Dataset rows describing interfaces

◇ ◇ ◇

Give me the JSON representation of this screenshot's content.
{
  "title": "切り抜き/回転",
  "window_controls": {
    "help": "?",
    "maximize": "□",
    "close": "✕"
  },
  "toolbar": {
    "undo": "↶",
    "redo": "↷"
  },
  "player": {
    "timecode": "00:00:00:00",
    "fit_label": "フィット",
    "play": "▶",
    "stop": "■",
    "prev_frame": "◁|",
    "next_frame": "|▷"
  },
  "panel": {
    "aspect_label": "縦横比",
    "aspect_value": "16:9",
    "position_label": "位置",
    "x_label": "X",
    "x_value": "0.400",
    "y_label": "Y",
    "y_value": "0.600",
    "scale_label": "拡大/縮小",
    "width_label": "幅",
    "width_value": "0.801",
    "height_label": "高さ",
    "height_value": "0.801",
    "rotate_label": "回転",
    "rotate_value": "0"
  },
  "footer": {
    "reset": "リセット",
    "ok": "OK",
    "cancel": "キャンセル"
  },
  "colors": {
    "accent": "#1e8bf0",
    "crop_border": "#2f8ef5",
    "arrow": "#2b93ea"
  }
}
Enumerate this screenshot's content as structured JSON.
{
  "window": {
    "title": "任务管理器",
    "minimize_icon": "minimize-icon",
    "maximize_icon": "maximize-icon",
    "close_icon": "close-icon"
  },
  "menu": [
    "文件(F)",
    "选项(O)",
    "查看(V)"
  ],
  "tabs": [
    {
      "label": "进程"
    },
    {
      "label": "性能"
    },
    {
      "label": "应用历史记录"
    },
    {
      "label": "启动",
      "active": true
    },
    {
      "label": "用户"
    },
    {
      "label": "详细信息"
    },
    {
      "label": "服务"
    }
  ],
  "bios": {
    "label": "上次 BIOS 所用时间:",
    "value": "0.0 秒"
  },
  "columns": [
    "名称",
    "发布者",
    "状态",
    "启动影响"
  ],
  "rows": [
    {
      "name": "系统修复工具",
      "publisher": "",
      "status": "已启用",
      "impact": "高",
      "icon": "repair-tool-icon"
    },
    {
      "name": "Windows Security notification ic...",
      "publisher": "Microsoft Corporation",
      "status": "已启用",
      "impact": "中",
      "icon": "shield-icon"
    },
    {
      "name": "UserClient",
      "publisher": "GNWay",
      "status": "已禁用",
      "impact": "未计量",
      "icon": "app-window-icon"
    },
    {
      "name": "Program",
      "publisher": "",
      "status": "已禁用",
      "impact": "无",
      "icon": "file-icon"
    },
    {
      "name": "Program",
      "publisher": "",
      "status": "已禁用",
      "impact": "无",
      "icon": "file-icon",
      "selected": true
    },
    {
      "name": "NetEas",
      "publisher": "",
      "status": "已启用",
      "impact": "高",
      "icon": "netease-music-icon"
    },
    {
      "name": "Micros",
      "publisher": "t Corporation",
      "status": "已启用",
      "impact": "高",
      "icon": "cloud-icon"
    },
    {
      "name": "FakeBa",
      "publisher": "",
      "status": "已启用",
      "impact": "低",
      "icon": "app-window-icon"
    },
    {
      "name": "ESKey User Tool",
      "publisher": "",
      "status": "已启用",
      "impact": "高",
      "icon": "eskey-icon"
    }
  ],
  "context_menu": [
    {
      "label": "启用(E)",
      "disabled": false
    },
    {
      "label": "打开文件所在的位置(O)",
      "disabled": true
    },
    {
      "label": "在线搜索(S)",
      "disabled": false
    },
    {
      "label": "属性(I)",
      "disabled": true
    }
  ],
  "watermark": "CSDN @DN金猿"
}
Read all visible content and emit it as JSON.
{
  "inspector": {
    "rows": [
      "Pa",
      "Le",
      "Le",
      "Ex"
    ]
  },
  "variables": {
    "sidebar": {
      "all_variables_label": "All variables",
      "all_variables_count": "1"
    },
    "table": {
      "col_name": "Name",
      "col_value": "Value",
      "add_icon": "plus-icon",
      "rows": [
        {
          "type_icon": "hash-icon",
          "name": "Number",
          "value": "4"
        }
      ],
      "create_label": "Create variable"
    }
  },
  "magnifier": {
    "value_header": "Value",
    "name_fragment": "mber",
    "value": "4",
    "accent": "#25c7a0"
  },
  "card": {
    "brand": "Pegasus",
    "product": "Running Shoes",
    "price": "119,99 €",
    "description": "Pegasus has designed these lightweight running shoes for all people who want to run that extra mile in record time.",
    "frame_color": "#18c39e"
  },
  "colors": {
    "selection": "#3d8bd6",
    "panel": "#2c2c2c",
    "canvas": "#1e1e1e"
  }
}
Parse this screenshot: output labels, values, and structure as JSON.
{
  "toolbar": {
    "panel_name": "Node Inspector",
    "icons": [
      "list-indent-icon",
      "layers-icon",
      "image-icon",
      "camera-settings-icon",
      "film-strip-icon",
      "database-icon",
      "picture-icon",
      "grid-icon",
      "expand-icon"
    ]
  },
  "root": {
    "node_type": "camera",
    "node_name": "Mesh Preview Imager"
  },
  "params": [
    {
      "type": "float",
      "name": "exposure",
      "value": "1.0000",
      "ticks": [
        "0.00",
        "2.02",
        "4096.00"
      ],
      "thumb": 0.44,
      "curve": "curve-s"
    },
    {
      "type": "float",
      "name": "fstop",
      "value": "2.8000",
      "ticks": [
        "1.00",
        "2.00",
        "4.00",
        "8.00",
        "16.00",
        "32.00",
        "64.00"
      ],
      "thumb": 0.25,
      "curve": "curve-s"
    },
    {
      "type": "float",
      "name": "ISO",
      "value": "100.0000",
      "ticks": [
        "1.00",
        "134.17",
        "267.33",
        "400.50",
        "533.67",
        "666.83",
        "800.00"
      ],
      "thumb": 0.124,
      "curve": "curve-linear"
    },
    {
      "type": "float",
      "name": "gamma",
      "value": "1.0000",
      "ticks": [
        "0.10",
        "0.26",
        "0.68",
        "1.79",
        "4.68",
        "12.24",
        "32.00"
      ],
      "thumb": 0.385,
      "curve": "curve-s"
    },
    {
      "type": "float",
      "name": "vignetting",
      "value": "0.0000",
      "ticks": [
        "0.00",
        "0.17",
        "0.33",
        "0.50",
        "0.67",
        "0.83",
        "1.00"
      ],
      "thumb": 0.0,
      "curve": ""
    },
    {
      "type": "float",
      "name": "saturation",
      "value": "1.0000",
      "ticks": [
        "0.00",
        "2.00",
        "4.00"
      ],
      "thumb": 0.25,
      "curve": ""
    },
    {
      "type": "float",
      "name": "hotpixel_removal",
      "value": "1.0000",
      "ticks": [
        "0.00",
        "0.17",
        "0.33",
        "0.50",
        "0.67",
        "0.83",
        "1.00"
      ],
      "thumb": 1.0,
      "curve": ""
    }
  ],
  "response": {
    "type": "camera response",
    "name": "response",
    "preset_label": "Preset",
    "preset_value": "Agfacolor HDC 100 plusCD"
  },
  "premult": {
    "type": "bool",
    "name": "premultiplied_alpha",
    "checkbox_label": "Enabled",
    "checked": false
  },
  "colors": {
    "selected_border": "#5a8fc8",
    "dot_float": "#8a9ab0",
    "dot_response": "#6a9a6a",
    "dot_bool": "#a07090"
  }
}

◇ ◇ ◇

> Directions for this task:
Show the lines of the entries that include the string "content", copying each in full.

> Written response:
Give me the JSON representation of this screenshot's content.
Enumerate this screenshot's content as structured JSON.
Read all visible content and emit it as JSON.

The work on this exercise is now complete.